But consider this. How weird would the English language be if it were totally devoid of Fringe Vocabulary?
A world without any fringe vocabulary would be a strange place indeed.
It’s tempting to go to the extreme and only teach someone core words and in the early days this certainly makes sense – but we must remember that in the long-term this isn’t reflective of how we use language. We just need to keep it balanced and avoid OVERLOADING systems with every possible fringe word someone may ever need and instead think about what’s useful – especially early on in someone’s AAC journey.

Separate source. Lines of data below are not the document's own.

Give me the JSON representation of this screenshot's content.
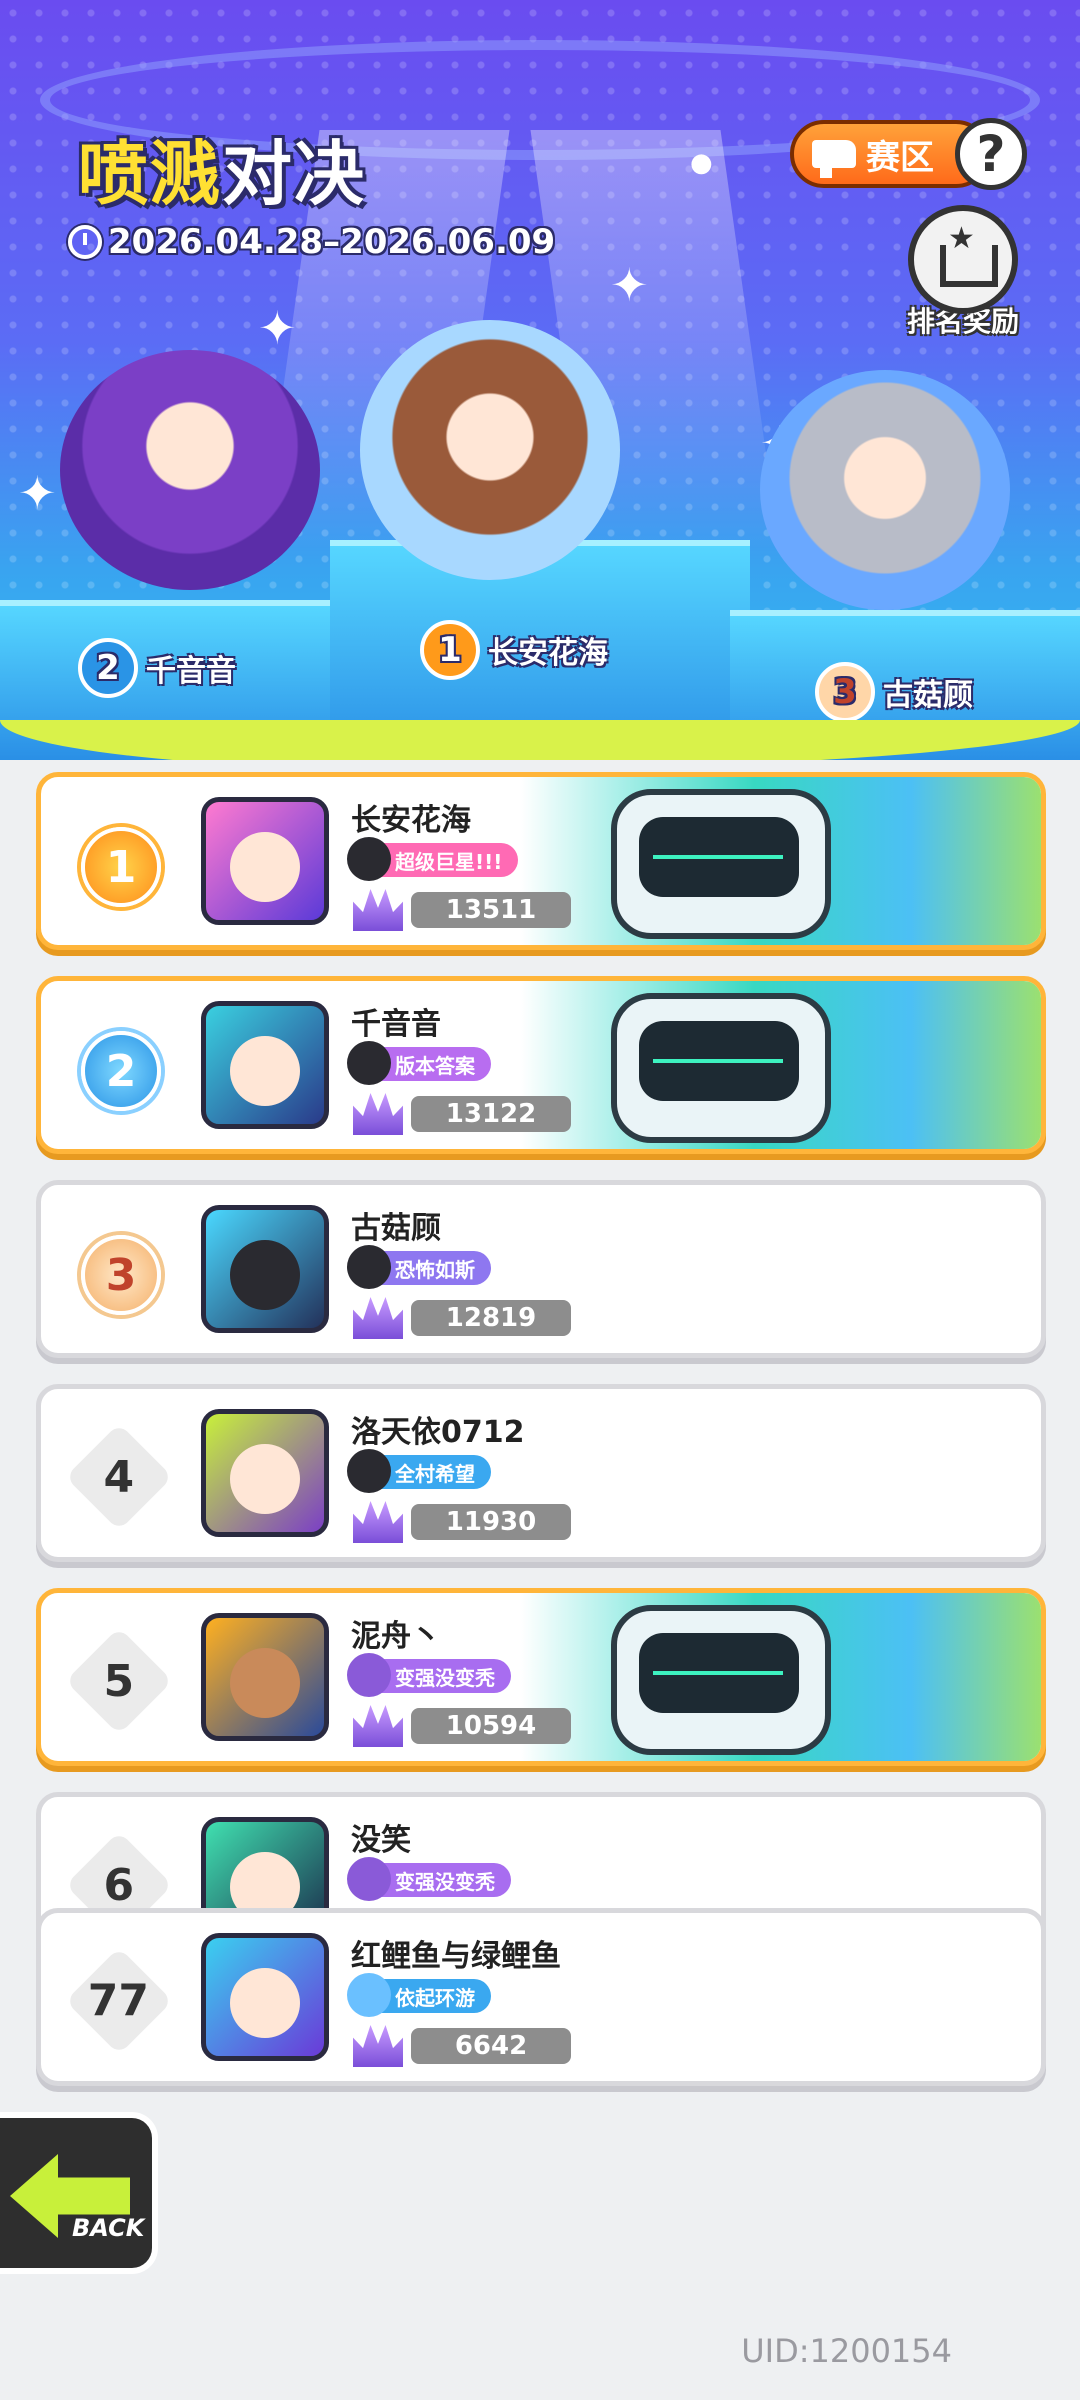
{
  "event": {
    "title_highlight": "喷溅",
    "title_rest": "对决",
    "date_range": "2026.04.28–2026.06.09"
  },
  "top_buttons": {
    "zone_label": "赛区",
    "help_label": "?",
    "reward_label": "排名奖励"
  },
  "podium": [
    {
      "rank": "1",
      "name": "长安花海"
    },
    {
      "rank": "2",
      "name": "千音音"
    },
    {
      "rank": "3",
      "name": "古菇顾"
    }
  ],
  "rankings": [
    {
      "rank": "1",
      "name": "长安花海",
      "title": "超级巨星!!!",
      "score": "13511",
      "title_color": "#ff6ab4"
    },
    {
      "rank": "2",
      "name": "千音音",
      "title": "版本答案",
      "score": "13122",
      "title_color": "#b86df0"
    },
    {
      "rank": "3",
      "name": "古菇顾",
      "title": "恐怖如斯",
      "score": "12819",
      "title_color": "#8e77f0"
    },
    {
      "rank": "4",
      "name": "洛天依0712",
      "title": "全村希望",
      "score": "11930",
      "title_color": "#3aa8f0"
    },
    {
      "rank": "5",
      "name": "泥舟丶",
      "title": "变强没变秃",
      "score": "10594",
      "title_color": "#a86df0"
    },
    {
      "rank": "6",
      "name": "没笑",
      "title": "变强没变秃",
      "score": "",
      "title_color": "#a86df0"
    }
  ],
  "my_rank": {
    "rank": "77",
    "name": "红鲤鱼与绿鲤鱼",
    "title": "依起环游",
    "score": "6642",
    "title_color": "#3aa8f0"
  },
  "back_label": "BACK",
  "uid_text": "UID:1200154",
  "colors": {
    "gold_border": "#ffb53a",
    "slime": "#d9f24a",
    "back_arrow": "#c8f03a"
  }
}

It may be useful to teach someone how to say ‘crisps’ if it’s their favourite snack – but do they need to name every single flavour – especially early on in their AAC journey, or will simply choosing ‘crisps’ and then pointing to a bag or using colours to choose a flavour work? Think back to the tin of quality streets I talked about in my other post – do you really need to teach someone noisette triangle or will green triangle suffice?
As opposed to core vocabulary words which can often be a little more generic between users – remember to also choose the fringe vocabulary which is personal to the person you are working with. The fringe vocabulary taught to an individual who watches the footy every weekend may differ from that of someone who goes to the zoo regularly.
So, I beg of you – please don’t ignore fringe vocabulary completely – rather bear in mind the usefulness of the fringe vocabulary you add or teach – words which are personal or important to the AAC user will be frequently used and so have importance. Think about their daily lives, their interests and what motivates them – and make sure that the 20% of the words you are giving them are useful fringe words to reflect this.
This Blog was originally posted on The Emazing AAC Emily! By Emily Gabrielle, AAC Education & Resources Consultant for Liberator Ltd.